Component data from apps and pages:
--------------------------------------------------

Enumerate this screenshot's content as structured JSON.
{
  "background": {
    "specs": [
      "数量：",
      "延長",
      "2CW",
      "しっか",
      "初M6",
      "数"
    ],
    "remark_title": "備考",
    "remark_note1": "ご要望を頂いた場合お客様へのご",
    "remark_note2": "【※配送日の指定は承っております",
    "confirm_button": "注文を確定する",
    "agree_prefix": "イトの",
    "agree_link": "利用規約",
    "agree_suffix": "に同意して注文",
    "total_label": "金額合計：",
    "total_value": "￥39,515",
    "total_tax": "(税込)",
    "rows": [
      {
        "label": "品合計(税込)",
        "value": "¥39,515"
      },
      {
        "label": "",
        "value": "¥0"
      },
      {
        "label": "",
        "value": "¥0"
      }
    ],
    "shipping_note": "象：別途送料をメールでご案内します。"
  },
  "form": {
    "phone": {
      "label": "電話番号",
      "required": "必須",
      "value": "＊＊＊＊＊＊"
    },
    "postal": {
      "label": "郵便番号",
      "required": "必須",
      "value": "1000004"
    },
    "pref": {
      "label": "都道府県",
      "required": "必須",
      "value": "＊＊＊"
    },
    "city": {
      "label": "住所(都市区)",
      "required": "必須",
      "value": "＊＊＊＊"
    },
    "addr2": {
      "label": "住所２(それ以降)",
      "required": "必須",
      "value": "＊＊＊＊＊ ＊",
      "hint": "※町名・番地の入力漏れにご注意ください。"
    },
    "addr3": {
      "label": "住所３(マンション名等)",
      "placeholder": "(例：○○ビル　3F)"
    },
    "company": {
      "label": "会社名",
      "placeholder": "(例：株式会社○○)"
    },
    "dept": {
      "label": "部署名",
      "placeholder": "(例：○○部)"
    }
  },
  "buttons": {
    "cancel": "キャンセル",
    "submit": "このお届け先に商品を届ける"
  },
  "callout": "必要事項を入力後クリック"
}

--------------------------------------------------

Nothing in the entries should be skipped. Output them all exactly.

* Exercise response:
Enumerate this screenshot's content as structured JSON.
{
  "background": {
    "specs": [
      "数量：",
      "延長",
      "2CW",
      "しっか",
      "初M6",
      "数"
    ],
    "remark_title": "備考",
    "remark_note1": "ご要望を頂いた場合お客様へのご",
    "remark_note2": "【※配送日の指定は承っております",
    "confirm_button": "注文を確定する",
    "agree_prefix": "イトの",
    "agree_link": "利用規約",
    "agree_suffix": "に同意して注文",
    "total_label": "金額合計：",
    "total_value": "￥39,515",
    "total_tax": "(税込)",
    "rows": [
      {
        "label": "品合計(税込)",
        "value": "¥39,515"
      },
      {
        "label": "",
        "value": "¥0"
      },
      {
        "label": "",
        "value": "¥0"
      }
    ],
    "shipping_note": "象：別途送料をメールでご案内します。"
  },
  "form": {
    "phone": {
      "label": "電話番号",
      "required": "必須",
      "value": "＊＊＊＊＊＊"
    },
    "postal": {
      "label": "郵便番号",
      "required": "必須",
      "value": "1000004"
    },
    "pref": {
      "label": "都道府県",
      "required": "必須",
      "value": "＊＊＊"
    },
    "city": {
      "label": "住所(都市区)",
      "required": "必須",
      "value": "＊＊＊＊"
    },
    "addr2": {
      "label": "住所２(それ以降)",
      "required": "必須",
      "value": "＊＊＊＊＊ ＊",
      "hint": "※町名・番地の入力漏れにご注意ください。"
    },
    "addr3": {
      "label": "住所３(マンション名等)",
      "placeholder": "(例：○○ビル　3F)"
    },
    "company": {
      "label": "会社名",
      "placeholder": "(例：株式会社○○)"
    },
    "dept": {
      "label": "部署名",
      "placeholder": "(例：○○部)"
    }
  },
  "buttons": {
    "cancel": "キャンセル",
    "submit": "このお届け先に商品を届ける"
  },
  "callout": "必要事項を入力後クリック"
}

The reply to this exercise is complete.